Hair Loss Questionnaire: How Worried Am I?

According to comedian Jeff Foxworthy, ‘You might be a redneck if your wife gets her hair caught in the ceiling fan.’

If you’re on the other end of the spectrum and don’t have to worry about getting your hair caught in the ceiling fan, you may be worried about losing your hair.

According to the International Society of Hair Restoration Surgery, you may be worried if you answer ‘yes,’ to three or more questions:

  • I think about my hair loss all the time
  • I wish I had more hair
  • I worry about losing even more hair
  • I feel frustrated and helpless about my hair
  • I feel self-conscious about my looks
  • I worry about how my looks will affect my career/marriage/dating/sexual activity
  • I worry that I am unattractive

What non-medical conditions can cause this condition?

Poor Nutrition

Lack of protein, iron, or lack of anti-oxidant vitamins, A, B, C, D, E, and biotin can contribute to poor nutrition and possible hair loss.

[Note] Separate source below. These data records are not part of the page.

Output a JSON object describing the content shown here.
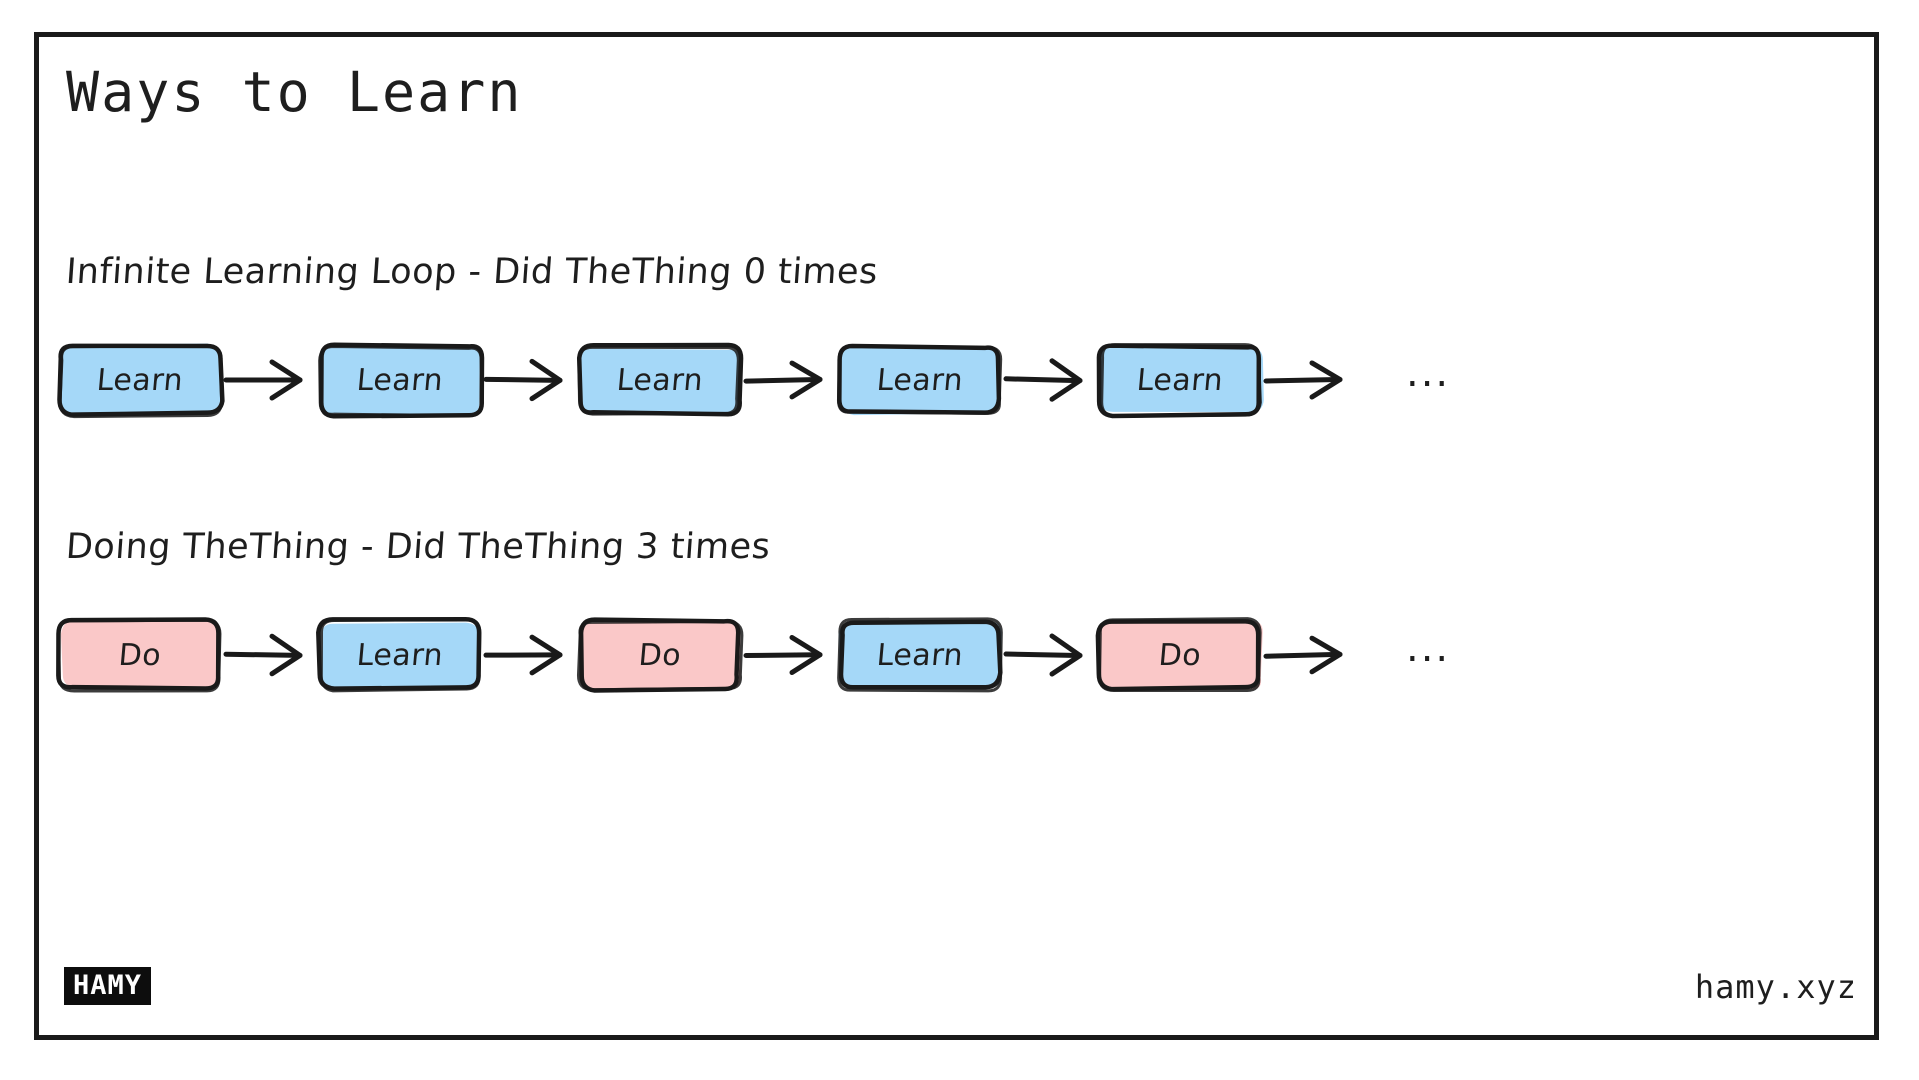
{
  "title": "Ways to Learn",
  "colors": {
    "learn_fill": "#a5d8f8",
    "do_fill": "#fac8c8",
    "stroke": "#1a1a1a",
    "text": "#1e1e1e",
    "frame": "#1a1a1a",
    "background": "#ffffff"
  },
  "rows": [
    {
      "label": "Infinite Learning Loop - Did TheThing 0 times",
      "nodes": [
        {
          "label": "Learn",
          "kind": "learn"
        },
        {
          "label": "Learn",
          "kind": "learn"
        },
        {
          "label": "Learn",
          "kind": "learn"
        },
        {
          "label": "Learn",
          "kind": "learn"
        },
        {
          "label": "Learn",
          "kind": "learn"
        }
      ],
      "trailing": "..."
    },
    {
      "label": "Doing TheThing - Did TheThing 3 times",
      "nodes": [
        {
          "label": "Do",
          "kind": "do"
        },
        {
          "label": "Learn",
          "kind": "learn"
        },
        {
          "label": "Do",
          "kind": "do"
        },
        {
          "label": "Learn",
          "kind": "learn"
        },
        {
          "label": "Do",
          "kind": "do"
        }
      ],
      "trailing": "..."
    }
  ],
  "footer": {
    "logo_text": "HAMY",
    "site": "hamy.xyz"
  }
}
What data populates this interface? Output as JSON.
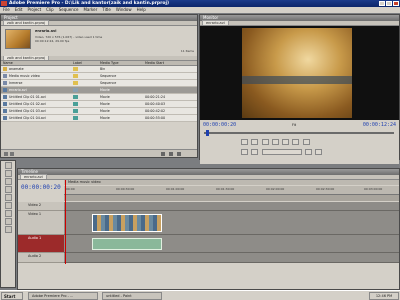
{
  "window": {
    "title": "Adobe Premiere Pro - D:\\Lik and kantor(zaik and kantin.prproj)"
  },
  "menu": [
    "File",
    "Edit",
    "Project",
    "Clip",
    "Sequence",
    "Marker",
    "Title",
    "Window",
    "Help"
  ],
  "project": {
    "title": "Project",
    "tab": "zaik and kantin.prproj",
    "clip_name": "enrario.avi",
    "info_lines": [
      "Video, 720 x 576 (1.067) - video used 1 time",
      "00:00:12:24, 29.00 fps"
    ],
    "items_count": "11 Items",
    "bin_label": "zaik and kantin.prproj",
    "columns": [
      "Name",
      "Label",
      "Media Type",
      "Media Start"
    ],
    "rows": [
      {
        "name": "anamate",
        "label_color": "#e0c050",
        "type": "Bin",
        "start": ""
      },
      {
        "name": "Media music video",
        "label_color": "#e0c050",
        "type": "Sequence",
        "start": ""
      },
      {
        "name": "Inmerse",
        "label_color": "#e0c050",
        "type": "Sequence",
        "start": ""
      },
      {
        "name": "enrario.avi",
        "label_color": "#8a9fb0",
        "type": "Movie",
        "start": "",
        "selected": true
      },
      {
        "name": "Untitled Clip 01 01.avi",
        "label_color": "#4aa098",
        "type": "Movie",
        "start": "00:00:21:24"
      },
      {
        "name": "Untitled Clip 01 02.avi",
        "label_color": "#4aa098",
        "type": "Movie",
        "start": "00:00:40:03"
      },
      {
        "name": "Untitled Clip 01 03.avi",
        "label_color": "#4aa098",
        "type": "Movie",
        "start": "00:00:42:02"
      },
      {
        "name": "Untitled Clip 01 04.avi",
        "label_color": "#4aa098",
        "type": "Movie",
        "start": "00:00:55:00"
      }
    ]
  },
  "monitor": {
    "title": "Monitor",
    "tab": "enrario.avi",
    "timecode_left": "00:00:00:20",
    "fit": "Fit",
    "timecode_right": "00:00:12:24"
  },
  "timeline": {
    "title": "Timeline",
    "tab": "enrario.avi",
    "sequence_tab": "Media music video",
    "timecode": "00:00:00:20",
    "ruler_marks": [
      "00:00",
      "00:00:30:00",
      "00:01:00:00",
      "00:01:30:00",
      "00:02:00:00",
      "00:02:30:00",
      "00:03:00:00"
    ],
    "tracks": [
      "Video 2",
      "Video 1",
      "Audio 1",
      "Audio 2"
    ]
  },
  "taskbar": {
    "start": "Start",
    "tasks": [
      "Adobe Premiere Pro - ...",
      "untitled - Paint"
    ],
    "clock": "12:46 PM"
  }
}
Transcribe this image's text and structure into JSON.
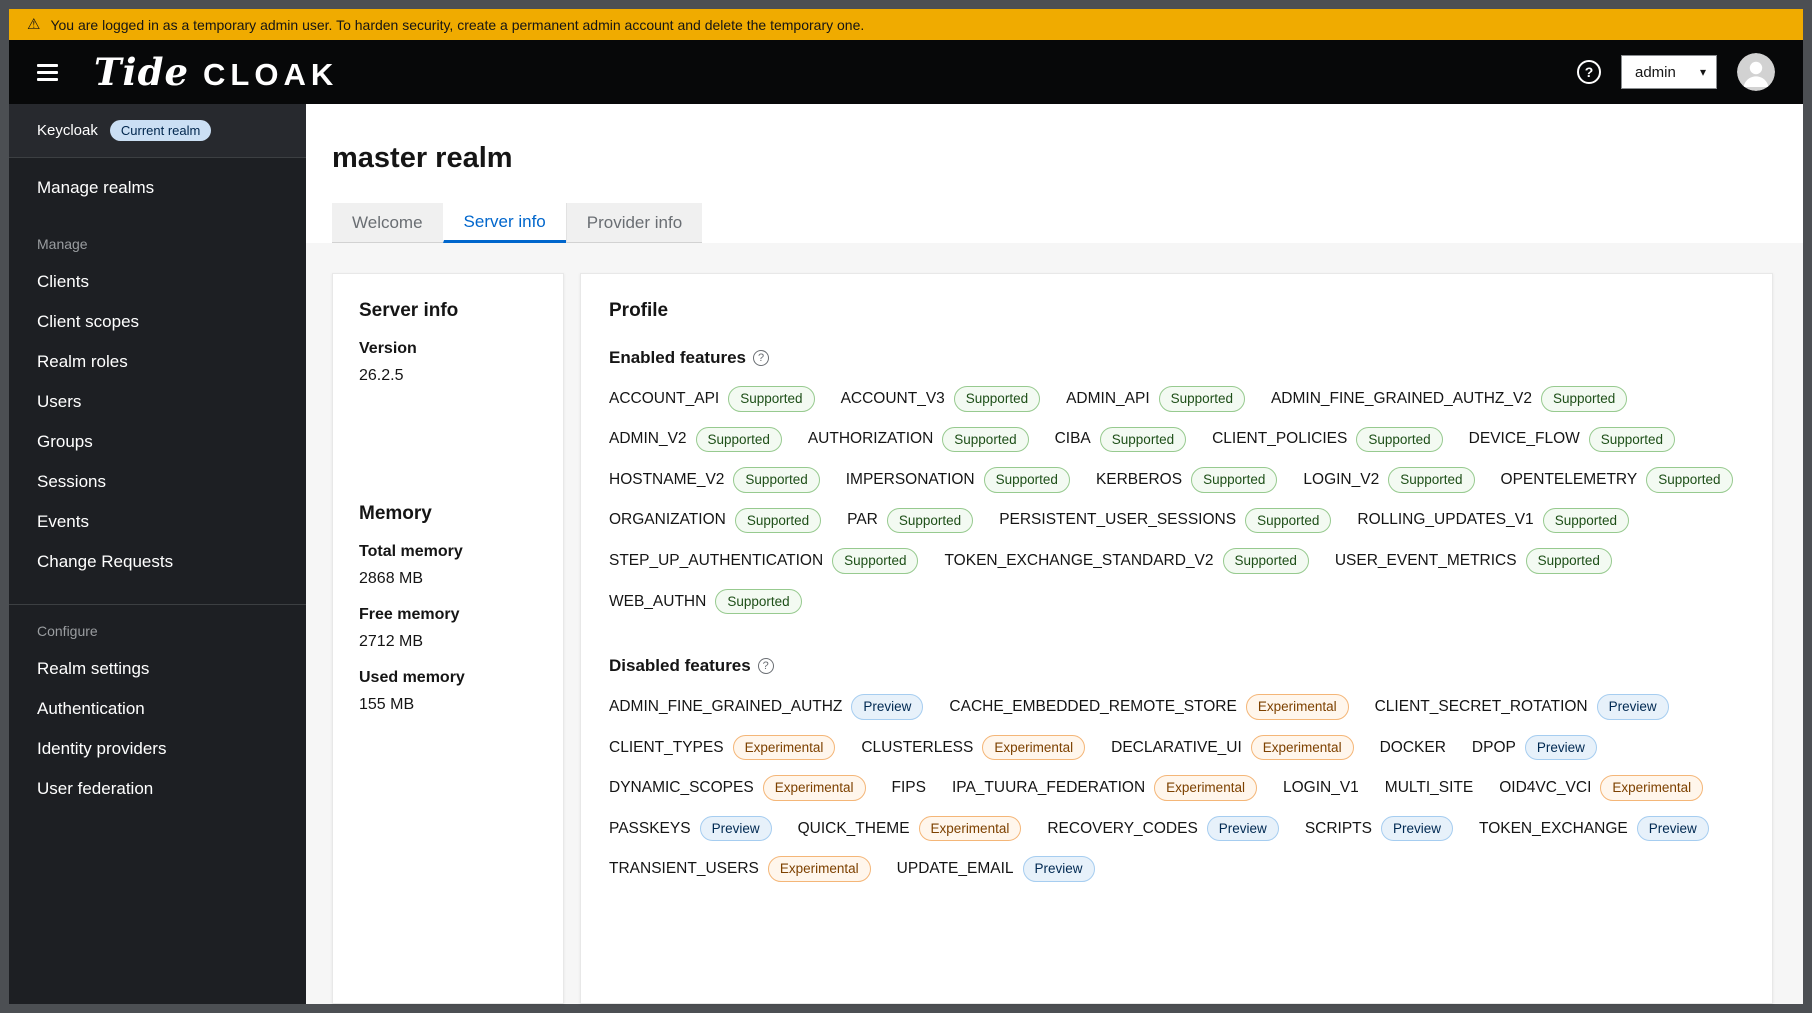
{
  "colors": {
    "banner_bg": "#f0ab00",
    "accent_blue": "#0066cc",
    "supported_badge": "#1e4f18",
    "preview_badge": "#002952",
    "experimental_badge": "#7d4100"
  },
  "icons": {
    "warning": "⚠",
    "help": "?",
    "chevron_down": "▾"
  },
  "banner": {
    "text": "You are logged in as a temporary admin user. To harden security, create a permanent admin account and delete the temporary one."
  },
  "masthead": {
    "brand_primary": "Tide",
    "brand_secondary": "CLOAK",
    "user_menu_label": "admin"
  },
  "sidebar": {
    "brand_label": "Keycloak",
    "current_realm_badge": "Current realm",
    "manage_realms_label": "Manage realms",
    "manage_section_label": "Manage",
    "manage_items": [
      "Clients",
      "Client scopes",
      "Realm roles",
      "Users",
      "Groups",
      "Sessions",
      "Events",
      "Change Requests"
    ],
    "configure_section_label": "Configure",
    "configure_items": [
      "Realm settings",
      "Authentication",
      "Identity providers",
      "User federation"
    ]
  },
  "page": {
    "title": "master realm",
    "tabs": [
      {
        "label": "Welcome",
        "active": false
      },
      {
        "label": "Server info",
        "active": true
      },
      {
        "label": "Provider info",
        "active": false
      }
    ]
  },
  "server_info_card": {
    "title": "Server info",
    "version_label": "Version",
    "version_value": "26.2.5",
    "memory_title": "Memory",
    "memory_fields": [
      {
        "label": "Total memory",
        "value": "2868 MB"
      },
      {
        "label": "Free memory",
        "value": "2712 MB"
      },
      {
        "label": "Used memory",
        "value": "155 MB"
      }
    ]
  },
  "profile_card": {
    "title": "Profile",
    "enabled_label": "Enabled features",
    "enabled_features": [
      {
        "name": "ACCOUNT_API",
        "badge": "Supported"
      },
      {
        "name": "ACCOUNT_V3",
        "badge": "Supported"
      },
      {
        "name": "ADMIN_API",
        "badge": "Supported"
      },
      {
        "name": "ADMIN_FINE_GRAINED_AUTHZ_V2",
        "badge": "Supported"
      },
      {
        "name": "ADMIN_V2",
        "badge": "Supported"
      },
      {
        "name": "AUTHORIZATION",
        "badge": "Supported"
      },
      {
        "name": "CIBA",
        "badge": "Supported"
      },
      {
        "name": "CLIENT_POLICIES",
        "badge": "Supported"
      },
      {
        "name": "DEVICE_FLOW",
        "badge": "Supported"
      },
      {
        "name": "HOSTNAME_V2",
        "badge": "Supported"
      },
      {
        "name": "IMPERSONATION",
        "badge": "Supported"
      },
      {
        "name": "KERBEROS",
        "badge": "Supported"
      },
      {
        "name": "LOGIN_V2",
        "badge": "Supported"
      },
      {
        "name": "OPENTELEMETRY",
        "badge": "Supported"
      },
      {
        "name": "ORGANIZATION",
        "badge": "Supported"
      },
      {
        "name": "PAR",
        "badge": "Supported"
      },
      {
        "name": "PERSISTENT_USER_SESSIONS",
        "badge": "Supported"
      },
      {
        "name": "ROLLING_UPDATES_V1",
        "badge": "Supported"
      },
      {
        "name": "STEP_UP_AUTHENTICATION",
        "badge": "Supported"
      },
      {
        "name": "TOKEN_EXCHANGE_STANDARD_V2",
        "badge": "Supported"
      },
      {
        "name": "USER_EVENT_METRICS",
        "badge": "Supported"
      },
      {
        "name": "WEB_AUTHN",
        "badge": "Supported"
      }
    ],
    "disabled_label": "Disabled features",
    "disabled_features": [
      {
        "name": "ADMIN_FINE_GRAINED_AUTHZ",
        "badge": "Preview"
      },
      {
        "name": "CACHE_EMBEDDED_REMOTE_STORE",
        "badge": "Experimental"
      },
      {
        "name": "CLIENT_SECRET_ROTATION",
        "badge": "Preview"
      },
      {
        "name": "CLIENT_TYPES",
        "badge": "Experimental"
      },
      {
        "name": "CLUSTERLESS",
        "badge": "Experimental"
      },
      {
        "name": "DECLARATIVE_UI",
        "badge": "Experimental"
      },
      {
        "name": "DOCKER",
        "badge": null
      },
      {
        "name": "DPOP",
        "badge": "Preview"
      },
      {
        "name": "DYNAMIC_SCOPES",
        "badge": "Experimental"
      },
      {
        "name": "FIPS",
        "badge": null
      },
      {
        "name": "IPA_TUURA_FEDERATION",
        "badge": "Experimental"
      },
      {
        "name": "LOGIN_V1",
        "badge": null
      },
      {
        "name": "MULTI_SITE",
        "badge": null
      },
      {
        "name": "OID4VC_VCI",
        "badge": "Experimental"
      },
      {
        "name": "PASSKEYS",
        "badge": "Preview"
      },
      {
        "name": "QUICK_THEME",
        "badge": "Experimental"
      },
      {
        "name": "RECOVERY_CODES",
        "badge": "Preview"
      },
      {
        "name": "SCRIPTS",
        "badge": "Preview"
      },
      {
        "name": "TOKEN_EXCHANGE",
        "badge": "Preview"
      },
      {
        "name": "TRANSIENT_USERS",
        "badge": "Experimental"
      },
      {
        "name": "UPDATE_EMAIL",
        "badge": "Preview"
      }
    ]
  }
}
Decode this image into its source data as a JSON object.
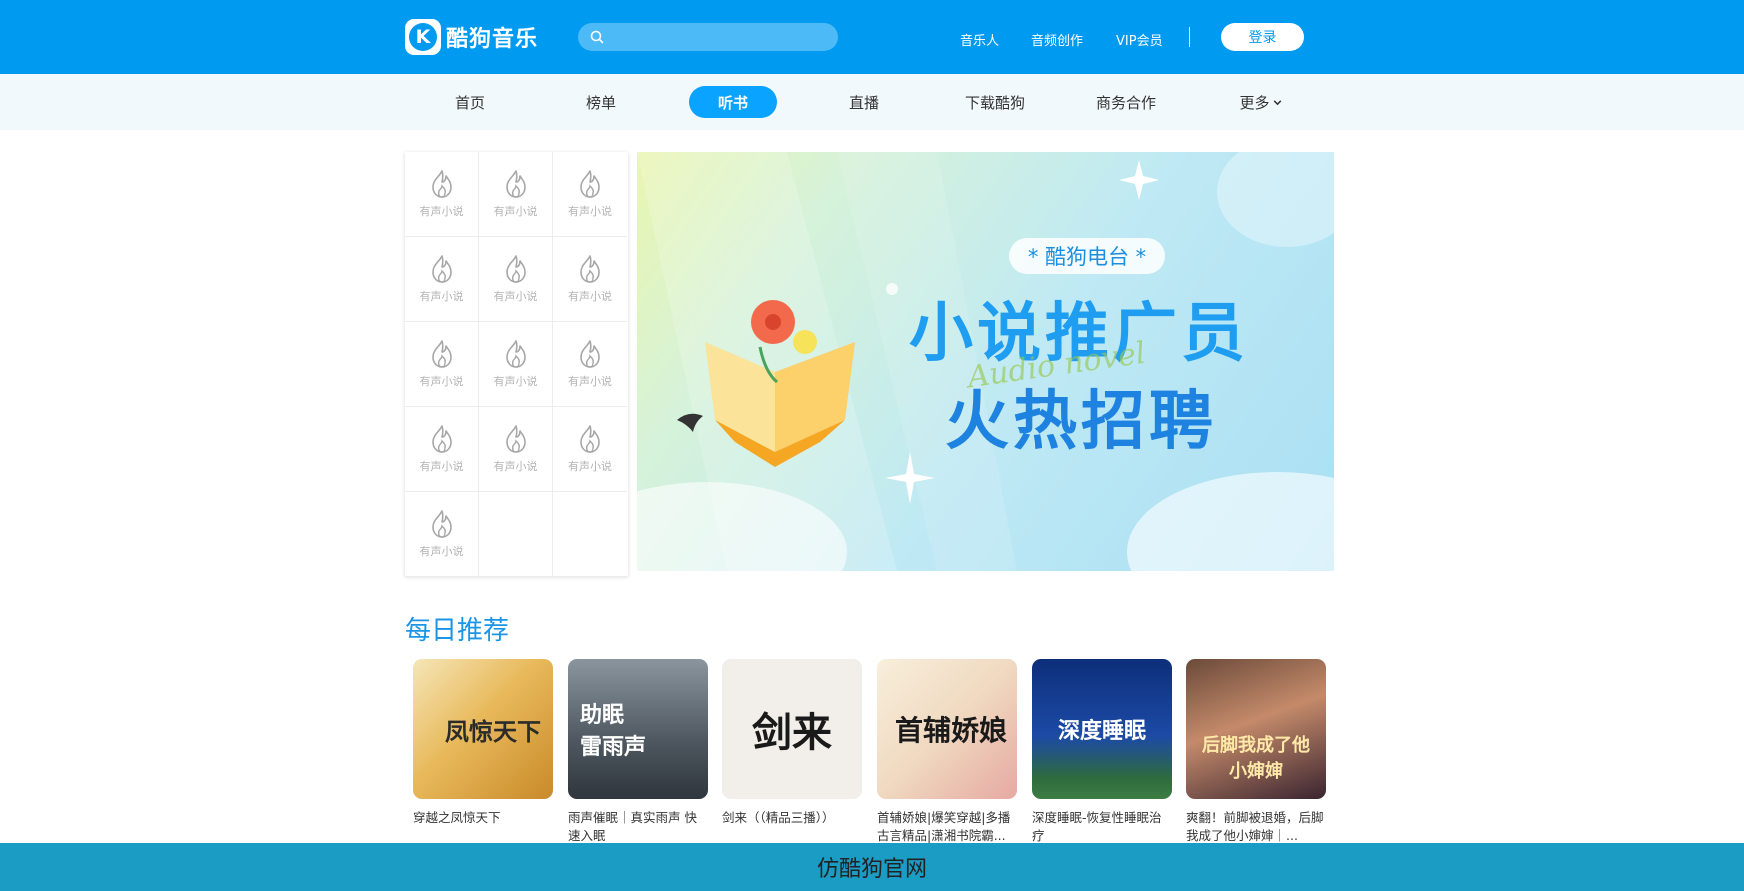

Crash diets or anorexia/bulimia may also cause poor nutrition leading to this condition.


Certain drugs used to treat gout, arthritis, depression, heart problems and high blood pressure may cause hair to fall out.


Diabetes and lupus may contribute to losing hair.

Medical Treatments

Chemotherapy or radiation may cause alopecia during treatment. Once treatment ceases, hair will typically grow back.

Hormonal Changes

Hormonal changes due to pregnancy, birth control pills, menopause or thyroid imbalance, can cause temporary hair loss. Correcting the hormonal imbalances may stop the process.

Hair Treatments

Excessive use of chemicals or over-processing while coloring, tinting, bleaching or relaxing the hair can damage and break the hair shaft.

Scalp Infections

Infections may result in alopecia. Once treated, the hair generally grows back.

Trichotillomania (hair-pulling disorder)

Trichotillomania is a type of mental illness in which people have an irresistible urge to pull out their hair, in different areas of the body. On the scalp, hair pulling leaves patchy bald spots.

If you are worried about any of the above conditions, see your physician or dermatologist.

If you are interested in permanent or semi-permanent solutions to hair loss, consider the following options:

  • The only permanent solution to male or female pattern alopecia is hair restoration surgery.
  • Topical (minoxidil ) and oral medications (finasteride) are semi-permanent solutions and have good results in a majority of cases, but for results to be maintained, usage must be continued.
  • Hairpieces, wigs and weaves are a non-surgical, non-permanent means to restore hair by covering bald areas of the scalp.
  • Cosmetic enhancers, including colored creams, sprays, and powders that, when applied to the thinning scalp, help camouflage thinning areas, as long as there is still some hair present in the area.